What Is an Asthma Attack?
An asthma attack is a sudden worsening of asthma symptoms caused by the tightening of muscles around your airways; other symptoms of an asthma attack include difficulty breathing, wheezing, coughing, shortness of breath, and difficulty performing normal daily activities; if you experience any of these symptoms, call 911 immediately.
Some people with asthma may go for long periods of time without experiencing an asthma attack or other symptoms. Mild asthma attacks are more common, while severe asthma attacks last longer and necessitate immediate medical attention. Early warning signs include changes that occur just before or at the start of an asthma attack.
What does an asthma flare-up feel like?
Coughing, shortness of breath (feeling breathless), a feeling of tightness in the chest, and wheezing (breathing that makes a hoarse, whistling sound) are all common symptoms of an asthma flare-up.
How do you recognize an asthma attack?
The following are symptoms of a severe asthma attack:
- Drowsiness, confusion, exhaustion, or dizziness.
- Blue lips or fingers.
- Being too breathless to eat, speak, or sleep.
- Breathing faster.
- A fast heartbeat.
What does early asthma feel like?
Wheezing or coughing after exercise. Tired, easily irritated, grouchy, or moody. Decreases or changes in lung function as measured by a peak flow meter.
What five things identify an asthma attack?
What Are the Early Symptoms of an Asthma Attack?
- Coughing frequently, especially at night.
- Losing your breath easily or feeling short of breath.
- Feeling very tired or weak when exercising.

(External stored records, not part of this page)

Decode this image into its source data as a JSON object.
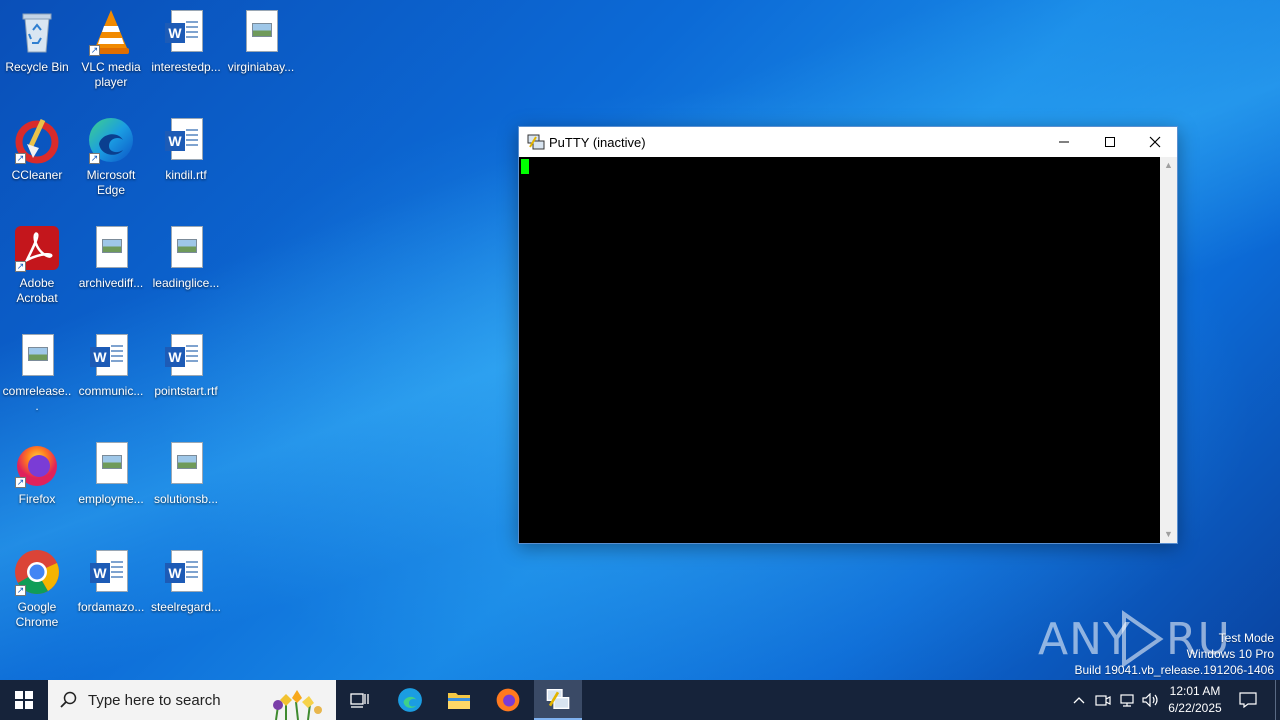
{
  "desktop": {
    "icons": [
      {
        "label": "Recycle Bin",
        "icon": "recycle-bin-icon"
      },
      {
        "label": "VLC media player",
        "icon": "vlc-icon"
      },
      {
        "label": "interestedp...",
        "icon": "word-doc-icon"
      },
      {
        "label": "virginiabay...",
        "icon": "image-doc-icon"
      },
      {
        "label": "CCleaner",
        "icon": "ccleaner-icon"
      },
      {
        "label": "Microsoft Edge",
        "icon": "edge-icon"
      },
      {
        "label": "kindil.rtf",
        "icon": "word-doc-icon"
      },
      {
        "label": "Adobe Acrobat",
        "icon": "acrobat-icon"
      },
      {
        "label": "archivediff...",
        "icon": "image-doc-icon"
      },
      {
        "label": "leadinglice...",
        "icon": "image-doc-icon"
      },
      {
        "label": "comrelease...",
        "icon": "image-doc-icon"
      },
      {
        "label": "communic...",
        "icon": "word-doc-icon"
      },
      {
        "label": "pointstart.rtf",
        "icon": "word-doc-icon"
      },
      {
        "label": "Firefox",
        "icon": "firefox-icon"
      },
      {
        "label": "employme...",
        "icon": "image-doc-icon"
      },
      {
        "label": "solutionsb...",
        "icon": "image-doc-icon"
      },
      {
        "label": "Google Chrome",
        "icon": "chrome-icon"
      },
      {
        "label": "fordamazo...",
        "icon": "word-doc-icon"
      },
      {
        "label": "steelregard...",
        "icon": "word-doc-icon"
      }
    ]
  },
  "putty": {
    "title": "PuTTY (inactive)",
    "cursor_color": "#00ff00"
  },
  "watermark": {
    "brand": "ANY RUN",
    "line1": "Test Mode",
    "line2": "Windows 10 Pro",
    "line3": "Build 19041.vb_release.191206-1406"
  },
  "taskbar": {
    "search_placeholder": "Type here to search",
    "time": "12:01 AM",
    "date": "6/22/2025"
  }
}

- Wheezing or coughing during or after exercise (exercise-induced asthma)
What are the 3 types of asthma?
- Adult-Onset Asthma, Allergic Asthma, Asthma-COPD Overlap, Exercise-Induced Bronchoconstriction (EIB), Nonlergic Asthma, Occupational Asthma

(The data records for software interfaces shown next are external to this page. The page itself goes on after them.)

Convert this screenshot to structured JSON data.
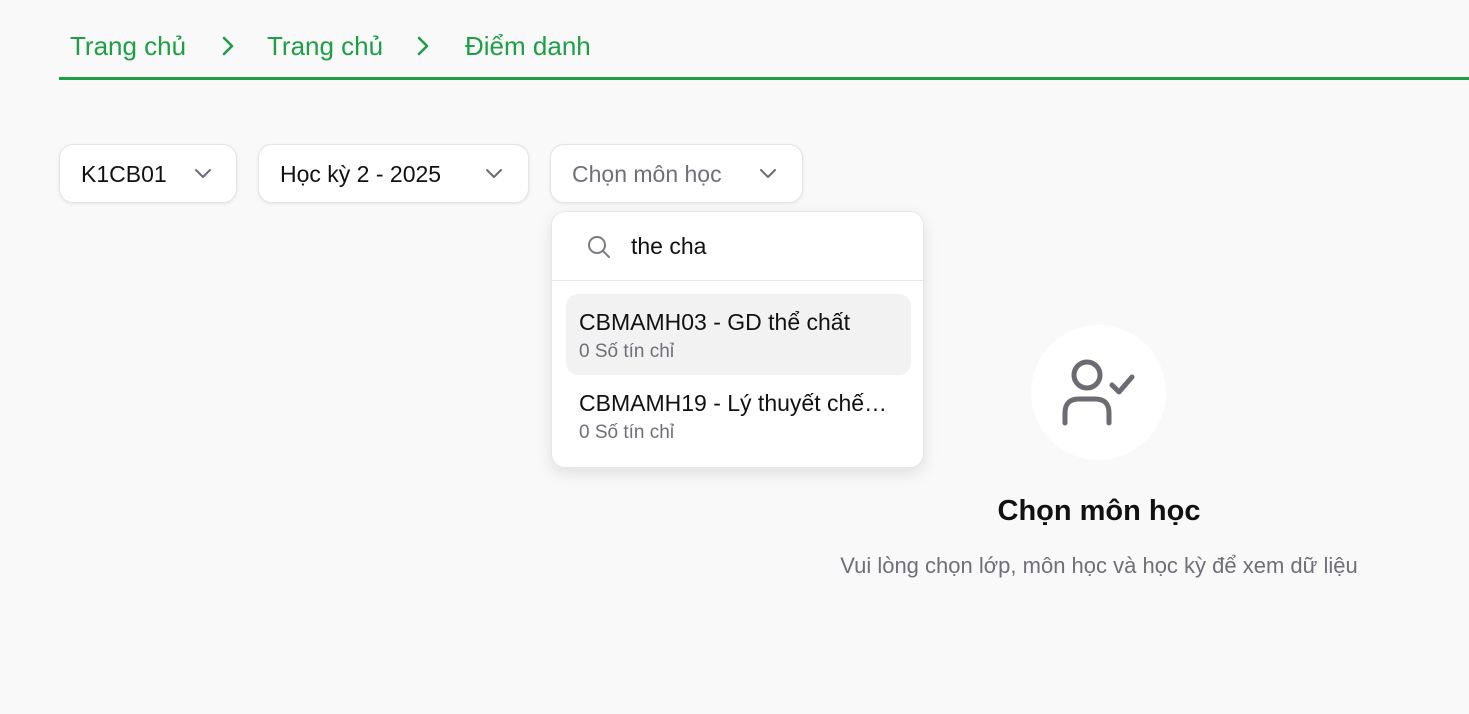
{
  "breadcrumb": {
    "items": [
      "Trang chủ",
      "Trang chủ",
      "Điểm danh"
    ]
  },
  "filters": {
    "class_value": "K1CB01",
    "semester_value": "Học kỳ 2 - 2025",
    "subject_placeholder": "Chọn môn học"
  },
  "subject_dropdown": {
    "search_value": "the cha",
    "options": [
      {
        "title": "CBMAMH03 - GD thể chất",
        "credits": "0 Số tín chỉ",
        "highlighted": true
      },
      {
        "title": "CBMAMH19 - Lý thuyết chế…",
        "credits": "0 Số tín chỉ",
        "highlighted": false
      }
    ]
  },
  "empty_state": {
    "title": "Chọn môn học",
    "description": "Vui lòng chọn lớp, môn học và học kỳ để xem dữ liệu",
    "icon": "user-check-icon"
  },
  "colors": {
    "accent": "#1e9e45",
    "background": "#f9f9f9",
    "muted_text": "#6f6f78",
    "icon_gray": "#6b6b73"
  }
}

Is asthma a disability?
Yes, according to the ADA and Section 504, a person with a disability is someone who has or is suspected of having a physical or mental impairment that significantly limits one or more major life activities. Asthma and allergies are commonly considered disabilities under the ADA.
How can I calm my asthma without an inhaler?
Continue reading to find out more.
- Sit up straight to keep your airways open.
- Remain calm. Try to stay as calm as possible while having an asthma attack.
- Steady your breathing. Take slow, steady breaths during your attack.
- Move away from triggers.
- Call 911.
What can trigger or cause an asthma attack?
Physical activity, some medicines, bad weather, such as thunderstorms or high humidity; breathing in cold, dry air; and some foods, food additives, and fragrances can all cause asthma attacks.
When should you go to the hospital for asthma?
You take your asthma medicine and your symptoms don’t improve. You feel a little better after taking your medicine, but your symptoms return quickly. Frequent wheezing, persistent cough, or chest pain. You notice that your lips and fingernails are bluish or grayish.
How can I test myself for asthma?
The following are the most common tests used to diagnose asthma:
- Spirometry u2013 you blow into a machine that measures how fast you can breathe out and how much air you can hold in your lungs. FeNO test u2013 you breathe into a machine that measures the level of nitric oxide in your breath, which is a sign of inflammation in your lungs.
What can be mistaken for asthma?
Chronic obstructive pulmonary disease, rhinosinusitis, heart failure with preserved or reduced ejection fraction, gastroesophageal reflux disease, angina, anxiety, and vocal cord dysfunction syndrome are the top seven diseases that mimic asthma symptoms.
What does an asthmatic cough sound like?
Wheezing, a high-pitched whistling sound caused by a constricted airway, is frequently associated with an asthma cough.
How long can an asthma flare up last?
An asthma episode, also known as an asthma flare-up or asthma attack, can occur at any time and can last anywhere from a few minutes to hours or days depending on the severity of the symptoms.